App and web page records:

Segment Open

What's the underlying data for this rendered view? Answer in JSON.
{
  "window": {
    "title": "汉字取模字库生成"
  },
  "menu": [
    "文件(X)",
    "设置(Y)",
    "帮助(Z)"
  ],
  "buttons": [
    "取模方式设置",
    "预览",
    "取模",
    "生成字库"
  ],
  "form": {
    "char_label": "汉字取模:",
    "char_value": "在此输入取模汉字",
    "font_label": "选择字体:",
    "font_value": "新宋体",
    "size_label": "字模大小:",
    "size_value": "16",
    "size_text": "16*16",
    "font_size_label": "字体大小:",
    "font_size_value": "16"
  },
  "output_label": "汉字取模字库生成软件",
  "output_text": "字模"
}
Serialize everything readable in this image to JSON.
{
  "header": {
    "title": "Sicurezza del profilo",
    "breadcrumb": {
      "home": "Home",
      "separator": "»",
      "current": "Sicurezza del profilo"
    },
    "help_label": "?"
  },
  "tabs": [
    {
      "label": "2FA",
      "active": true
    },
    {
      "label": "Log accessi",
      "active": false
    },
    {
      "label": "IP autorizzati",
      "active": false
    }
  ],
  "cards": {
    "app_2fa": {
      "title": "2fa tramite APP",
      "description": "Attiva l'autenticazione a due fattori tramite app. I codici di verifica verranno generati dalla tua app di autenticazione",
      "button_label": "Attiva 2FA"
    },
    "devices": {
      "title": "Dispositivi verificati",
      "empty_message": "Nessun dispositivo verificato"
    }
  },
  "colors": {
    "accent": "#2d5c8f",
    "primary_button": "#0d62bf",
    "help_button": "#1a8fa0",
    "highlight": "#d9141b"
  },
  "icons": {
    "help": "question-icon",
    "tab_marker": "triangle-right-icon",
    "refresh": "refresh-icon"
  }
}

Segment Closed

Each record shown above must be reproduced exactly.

● Written reply
What's the underlying data for this rendered view? Answer in JSON.
{
  "window": {
    "title": "汉字取模字库生成"
  },
  "menu": [
    "文件(X)",
    "设置(Y)",
    "帮助(Z)"
  ],
  "buttons": [
    "取模方式设置",
    "预览",
    "取模",
    "生成字库"
  ],
  "form": {
    "char_label": "汉字取模:",
    "char_value": "在此输入取模汉字",
    "font_label": "选择字体:",
    "font_value": "新宋体",
    "size_label": "字模大小:",
    "size_value": "16",
    "size_text": "16*16",
    "font_size_label": "字体大小:",
    "font_size_value": "16"
  },
  "output_label": "汉字取模字库生成软件",
  "output_text": "字模"
}
Serialize everything readable in this image to JSON.
{
  "header": {
    "title": "Sicurezza del profilo",
    "breadcrumb": {
      "home": "Home",
      "separator": "»",
      "current": "Sicurezza del profilo"
    },
    "help_label": "?"
  },
  "tabs": [
    {
      "label": "2FA",
      "active": true
    },
    {
      "label": "Log accessi",
      "active": false
    },
    {
      "label": "IP autorizzati",
      "active": false
    }
  ],
  "cards": {
    "app_2fa": {
      "title": "2fa tramite APP",
      "description": "Attiva l'autenticazione a due fattori tramite app. I codici di verifica verranno generati dalla tua app di autenticazione",
      "button_label": "Attiva 2FA"
    },
    "devices": {
      "title": "Dispositivi verificati",
      "empty_message": "Nessun dispositivo verificato"
    }
  },
  "colors": {
    "accent": "#2d5c8f",
    "primary_button": "#0d62bf",
    "help_button": "#1a8fa0",
    "highlight": "#d9141b"
  },
  "icons": {
    "help": "question-icon",
    "tab_marker": "triangle-right-icon",
    "refresh": "refresh-icon"
  }
}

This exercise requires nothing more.